*** Block opens ***

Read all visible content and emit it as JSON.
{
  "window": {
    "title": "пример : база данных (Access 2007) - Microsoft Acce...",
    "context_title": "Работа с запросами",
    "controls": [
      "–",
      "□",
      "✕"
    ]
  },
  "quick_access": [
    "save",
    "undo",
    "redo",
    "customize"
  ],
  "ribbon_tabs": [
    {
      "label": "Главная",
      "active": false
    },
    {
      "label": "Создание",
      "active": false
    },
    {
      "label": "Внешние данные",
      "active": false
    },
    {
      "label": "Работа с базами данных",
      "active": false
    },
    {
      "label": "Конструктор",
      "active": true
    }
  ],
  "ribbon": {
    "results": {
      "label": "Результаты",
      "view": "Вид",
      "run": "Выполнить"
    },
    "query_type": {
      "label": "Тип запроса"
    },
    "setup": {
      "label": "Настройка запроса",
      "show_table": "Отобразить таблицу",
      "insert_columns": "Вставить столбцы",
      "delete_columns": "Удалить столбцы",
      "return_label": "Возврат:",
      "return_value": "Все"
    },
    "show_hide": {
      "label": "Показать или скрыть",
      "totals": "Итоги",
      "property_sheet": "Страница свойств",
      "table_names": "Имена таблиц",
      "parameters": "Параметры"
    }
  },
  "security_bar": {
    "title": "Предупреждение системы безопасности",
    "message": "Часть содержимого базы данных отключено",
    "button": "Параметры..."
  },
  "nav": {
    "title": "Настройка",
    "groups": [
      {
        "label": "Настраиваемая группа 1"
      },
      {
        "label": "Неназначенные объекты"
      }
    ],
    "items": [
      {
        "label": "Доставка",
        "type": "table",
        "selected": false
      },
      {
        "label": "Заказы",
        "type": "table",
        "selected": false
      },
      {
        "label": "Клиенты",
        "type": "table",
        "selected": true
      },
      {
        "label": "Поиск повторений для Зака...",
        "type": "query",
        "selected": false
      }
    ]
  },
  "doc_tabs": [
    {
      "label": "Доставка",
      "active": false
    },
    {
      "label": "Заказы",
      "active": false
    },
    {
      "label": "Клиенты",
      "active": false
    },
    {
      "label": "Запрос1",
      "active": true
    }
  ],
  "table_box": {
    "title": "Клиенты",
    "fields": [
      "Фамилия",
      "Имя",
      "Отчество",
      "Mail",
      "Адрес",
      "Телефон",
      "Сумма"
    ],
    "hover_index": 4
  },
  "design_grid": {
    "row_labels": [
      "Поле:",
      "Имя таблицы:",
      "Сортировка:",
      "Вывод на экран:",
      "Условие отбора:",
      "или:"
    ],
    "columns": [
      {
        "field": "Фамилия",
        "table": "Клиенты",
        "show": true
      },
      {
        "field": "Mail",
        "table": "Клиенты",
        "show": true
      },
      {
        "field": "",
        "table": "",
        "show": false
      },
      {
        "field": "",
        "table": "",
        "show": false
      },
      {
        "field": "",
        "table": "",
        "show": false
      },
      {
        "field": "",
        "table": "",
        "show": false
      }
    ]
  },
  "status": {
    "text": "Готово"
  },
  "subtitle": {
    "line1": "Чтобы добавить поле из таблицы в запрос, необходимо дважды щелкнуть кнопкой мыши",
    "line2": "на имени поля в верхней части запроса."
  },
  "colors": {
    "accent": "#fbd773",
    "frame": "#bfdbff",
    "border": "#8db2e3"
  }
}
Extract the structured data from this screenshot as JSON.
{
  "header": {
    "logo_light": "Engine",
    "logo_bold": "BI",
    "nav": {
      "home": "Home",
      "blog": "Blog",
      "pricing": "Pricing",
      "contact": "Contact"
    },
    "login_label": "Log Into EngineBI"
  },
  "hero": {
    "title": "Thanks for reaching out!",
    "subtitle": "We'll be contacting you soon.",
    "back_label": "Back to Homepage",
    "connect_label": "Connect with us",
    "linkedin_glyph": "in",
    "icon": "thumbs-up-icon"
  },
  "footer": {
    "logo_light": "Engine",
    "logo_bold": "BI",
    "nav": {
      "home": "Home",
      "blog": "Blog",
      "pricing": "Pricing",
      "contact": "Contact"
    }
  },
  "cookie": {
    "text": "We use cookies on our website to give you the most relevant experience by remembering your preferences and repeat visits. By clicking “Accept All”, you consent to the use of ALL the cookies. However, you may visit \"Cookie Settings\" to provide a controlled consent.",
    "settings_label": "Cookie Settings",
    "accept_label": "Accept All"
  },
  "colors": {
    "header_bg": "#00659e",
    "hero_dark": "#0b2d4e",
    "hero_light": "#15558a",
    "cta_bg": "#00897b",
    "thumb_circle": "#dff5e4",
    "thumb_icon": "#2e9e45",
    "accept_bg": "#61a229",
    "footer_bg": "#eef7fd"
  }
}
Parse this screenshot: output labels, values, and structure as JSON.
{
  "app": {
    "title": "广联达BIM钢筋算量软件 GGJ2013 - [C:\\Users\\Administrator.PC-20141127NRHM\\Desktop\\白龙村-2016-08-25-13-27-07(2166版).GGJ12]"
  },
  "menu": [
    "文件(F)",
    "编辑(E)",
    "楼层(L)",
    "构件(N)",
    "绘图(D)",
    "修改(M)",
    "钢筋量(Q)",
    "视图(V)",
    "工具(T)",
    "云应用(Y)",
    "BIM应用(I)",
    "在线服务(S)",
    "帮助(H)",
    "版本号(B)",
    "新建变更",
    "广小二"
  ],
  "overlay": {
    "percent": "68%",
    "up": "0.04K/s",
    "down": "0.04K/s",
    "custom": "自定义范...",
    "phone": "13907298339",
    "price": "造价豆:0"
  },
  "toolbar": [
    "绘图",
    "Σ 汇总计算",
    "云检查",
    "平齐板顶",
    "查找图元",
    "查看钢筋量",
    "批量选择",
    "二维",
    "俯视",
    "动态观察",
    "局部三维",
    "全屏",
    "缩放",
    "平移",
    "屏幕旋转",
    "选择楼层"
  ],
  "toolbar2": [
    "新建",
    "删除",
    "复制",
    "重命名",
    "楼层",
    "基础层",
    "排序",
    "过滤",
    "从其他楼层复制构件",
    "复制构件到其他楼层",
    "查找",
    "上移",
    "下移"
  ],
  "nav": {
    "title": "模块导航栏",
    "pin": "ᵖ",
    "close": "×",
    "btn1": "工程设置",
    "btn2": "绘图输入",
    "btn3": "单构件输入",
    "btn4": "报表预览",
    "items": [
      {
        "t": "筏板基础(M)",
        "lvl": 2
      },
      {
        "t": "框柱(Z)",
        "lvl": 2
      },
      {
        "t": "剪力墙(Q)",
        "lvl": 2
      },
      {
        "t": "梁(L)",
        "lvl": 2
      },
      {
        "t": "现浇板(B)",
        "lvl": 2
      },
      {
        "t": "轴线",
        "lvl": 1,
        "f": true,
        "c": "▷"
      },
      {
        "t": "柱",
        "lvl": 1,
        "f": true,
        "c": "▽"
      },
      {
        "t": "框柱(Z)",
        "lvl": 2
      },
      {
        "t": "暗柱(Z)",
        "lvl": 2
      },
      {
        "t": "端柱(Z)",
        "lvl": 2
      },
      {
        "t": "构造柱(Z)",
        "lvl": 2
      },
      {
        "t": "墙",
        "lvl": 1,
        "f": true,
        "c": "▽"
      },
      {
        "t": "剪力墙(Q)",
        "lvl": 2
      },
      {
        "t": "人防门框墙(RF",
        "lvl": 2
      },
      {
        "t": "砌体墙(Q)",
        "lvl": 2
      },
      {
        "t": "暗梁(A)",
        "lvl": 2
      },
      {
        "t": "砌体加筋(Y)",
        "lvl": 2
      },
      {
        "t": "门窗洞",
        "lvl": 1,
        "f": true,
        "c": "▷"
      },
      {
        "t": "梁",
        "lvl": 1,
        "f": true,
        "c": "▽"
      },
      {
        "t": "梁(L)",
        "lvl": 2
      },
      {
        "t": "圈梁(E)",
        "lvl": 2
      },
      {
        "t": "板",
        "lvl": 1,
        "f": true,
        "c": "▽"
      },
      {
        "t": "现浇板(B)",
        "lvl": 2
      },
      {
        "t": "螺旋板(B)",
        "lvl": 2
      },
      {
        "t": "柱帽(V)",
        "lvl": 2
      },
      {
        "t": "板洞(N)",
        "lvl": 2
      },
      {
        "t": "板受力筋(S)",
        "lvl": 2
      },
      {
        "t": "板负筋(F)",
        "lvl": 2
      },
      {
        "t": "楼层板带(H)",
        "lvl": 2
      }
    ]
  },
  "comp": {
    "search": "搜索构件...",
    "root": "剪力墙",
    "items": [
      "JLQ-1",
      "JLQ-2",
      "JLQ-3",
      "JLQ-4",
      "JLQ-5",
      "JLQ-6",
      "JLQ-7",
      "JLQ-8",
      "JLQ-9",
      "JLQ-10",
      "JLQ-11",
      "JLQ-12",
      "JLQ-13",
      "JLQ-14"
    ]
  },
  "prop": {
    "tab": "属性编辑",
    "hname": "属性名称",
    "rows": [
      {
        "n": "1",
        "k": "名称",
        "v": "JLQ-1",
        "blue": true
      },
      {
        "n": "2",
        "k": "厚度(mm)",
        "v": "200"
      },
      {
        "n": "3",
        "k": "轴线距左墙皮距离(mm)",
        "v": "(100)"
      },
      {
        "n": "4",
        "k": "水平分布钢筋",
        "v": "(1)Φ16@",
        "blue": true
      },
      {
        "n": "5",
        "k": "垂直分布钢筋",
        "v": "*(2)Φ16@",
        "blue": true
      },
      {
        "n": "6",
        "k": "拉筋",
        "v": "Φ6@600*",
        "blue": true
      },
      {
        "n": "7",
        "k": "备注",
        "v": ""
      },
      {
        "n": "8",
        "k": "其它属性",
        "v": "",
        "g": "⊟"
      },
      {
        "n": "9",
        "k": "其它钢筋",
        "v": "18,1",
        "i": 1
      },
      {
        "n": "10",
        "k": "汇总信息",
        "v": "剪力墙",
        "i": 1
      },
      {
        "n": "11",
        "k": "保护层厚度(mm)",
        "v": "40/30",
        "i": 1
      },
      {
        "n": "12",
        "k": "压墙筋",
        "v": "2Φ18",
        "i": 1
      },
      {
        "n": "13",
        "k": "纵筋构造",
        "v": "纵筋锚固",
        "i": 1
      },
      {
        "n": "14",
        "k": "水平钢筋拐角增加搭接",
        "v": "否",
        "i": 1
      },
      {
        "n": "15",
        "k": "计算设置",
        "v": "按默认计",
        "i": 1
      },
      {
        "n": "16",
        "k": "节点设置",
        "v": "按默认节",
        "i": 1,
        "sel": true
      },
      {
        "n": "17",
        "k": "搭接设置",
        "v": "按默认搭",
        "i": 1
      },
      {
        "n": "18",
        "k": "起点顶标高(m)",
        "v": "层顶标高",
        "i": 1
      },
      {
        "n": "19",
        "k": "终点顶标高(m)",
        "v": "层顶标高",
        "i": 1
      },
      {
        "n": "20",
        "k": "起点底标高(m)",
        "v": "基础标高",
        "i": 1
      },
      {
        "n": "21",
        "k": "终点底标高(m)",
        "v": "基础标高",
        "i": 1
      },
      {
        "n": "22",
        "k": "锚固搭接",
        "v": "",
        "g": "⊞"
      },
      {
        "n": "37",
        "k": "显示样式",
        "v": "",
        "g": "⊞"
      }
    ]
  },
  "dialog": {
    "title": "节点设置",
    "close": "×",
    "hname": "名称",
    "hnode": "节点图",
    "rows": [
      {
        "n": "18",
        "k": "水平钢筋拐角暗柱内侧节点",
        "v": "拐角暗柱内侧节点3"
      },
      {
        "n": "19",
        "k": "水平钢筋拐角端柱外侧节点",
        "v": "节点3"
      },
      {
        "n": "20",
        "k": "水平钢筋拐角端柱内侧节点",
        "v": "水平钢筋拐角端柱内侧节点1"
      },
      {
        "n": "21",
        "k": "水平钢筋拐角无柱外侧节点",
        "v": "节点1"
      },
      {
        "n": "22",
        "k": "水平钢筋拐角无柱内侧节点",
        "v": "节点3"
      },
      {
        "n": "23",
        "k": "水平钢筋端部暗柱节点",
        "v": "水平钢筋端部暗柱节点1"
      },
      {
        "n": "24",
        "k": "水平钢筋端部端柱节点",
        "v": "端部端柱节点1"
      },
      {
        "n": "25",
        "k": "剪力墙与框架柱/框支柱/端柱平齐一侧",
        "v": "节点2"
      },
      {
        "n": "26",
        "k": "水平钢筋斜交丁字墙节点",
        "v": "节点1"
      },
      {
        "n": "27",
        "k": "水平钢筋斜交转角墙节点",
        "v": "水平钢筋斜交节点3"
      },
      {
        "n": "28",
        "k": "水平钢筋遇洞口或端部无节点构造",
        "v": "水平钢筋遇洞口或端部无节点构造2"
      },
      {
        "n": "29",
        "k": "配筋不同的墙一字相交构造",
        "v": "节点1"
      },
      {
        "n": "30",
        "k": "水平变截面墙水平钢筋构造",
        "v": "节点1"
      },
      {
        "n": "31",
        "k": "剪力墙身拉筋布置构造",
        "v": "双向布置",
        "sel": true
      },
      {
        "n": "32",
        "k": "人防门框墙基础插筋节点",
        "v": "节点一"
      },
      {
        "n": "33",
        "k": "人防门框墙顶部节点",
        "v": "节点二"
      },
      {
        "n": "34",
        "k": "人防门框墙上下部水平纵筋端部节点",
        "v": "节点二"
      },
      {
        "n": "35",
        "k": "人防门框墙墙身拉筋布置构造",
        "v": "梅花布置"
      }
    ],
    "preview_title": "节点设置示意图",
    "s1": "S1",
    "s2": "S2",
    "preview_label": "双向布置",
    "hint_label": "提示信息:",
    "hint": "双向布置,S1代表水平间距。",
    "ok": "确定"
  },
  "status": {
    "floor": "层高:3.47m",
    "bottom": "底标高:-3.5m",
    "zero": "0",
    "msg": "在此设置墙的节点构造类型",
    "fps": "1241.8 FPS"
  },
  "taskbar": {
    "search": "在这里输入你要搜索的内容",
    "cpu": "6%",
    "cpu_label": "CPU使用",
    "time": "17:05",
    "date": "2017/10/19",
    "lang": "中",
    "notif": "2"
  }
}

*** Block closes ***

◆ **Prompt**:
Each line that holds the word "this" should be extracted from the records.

◆ **Expected answer**:
Extract the structured data from this screenshot as JSON.
Parse this screenshot: output labels, values, and structure as JSON.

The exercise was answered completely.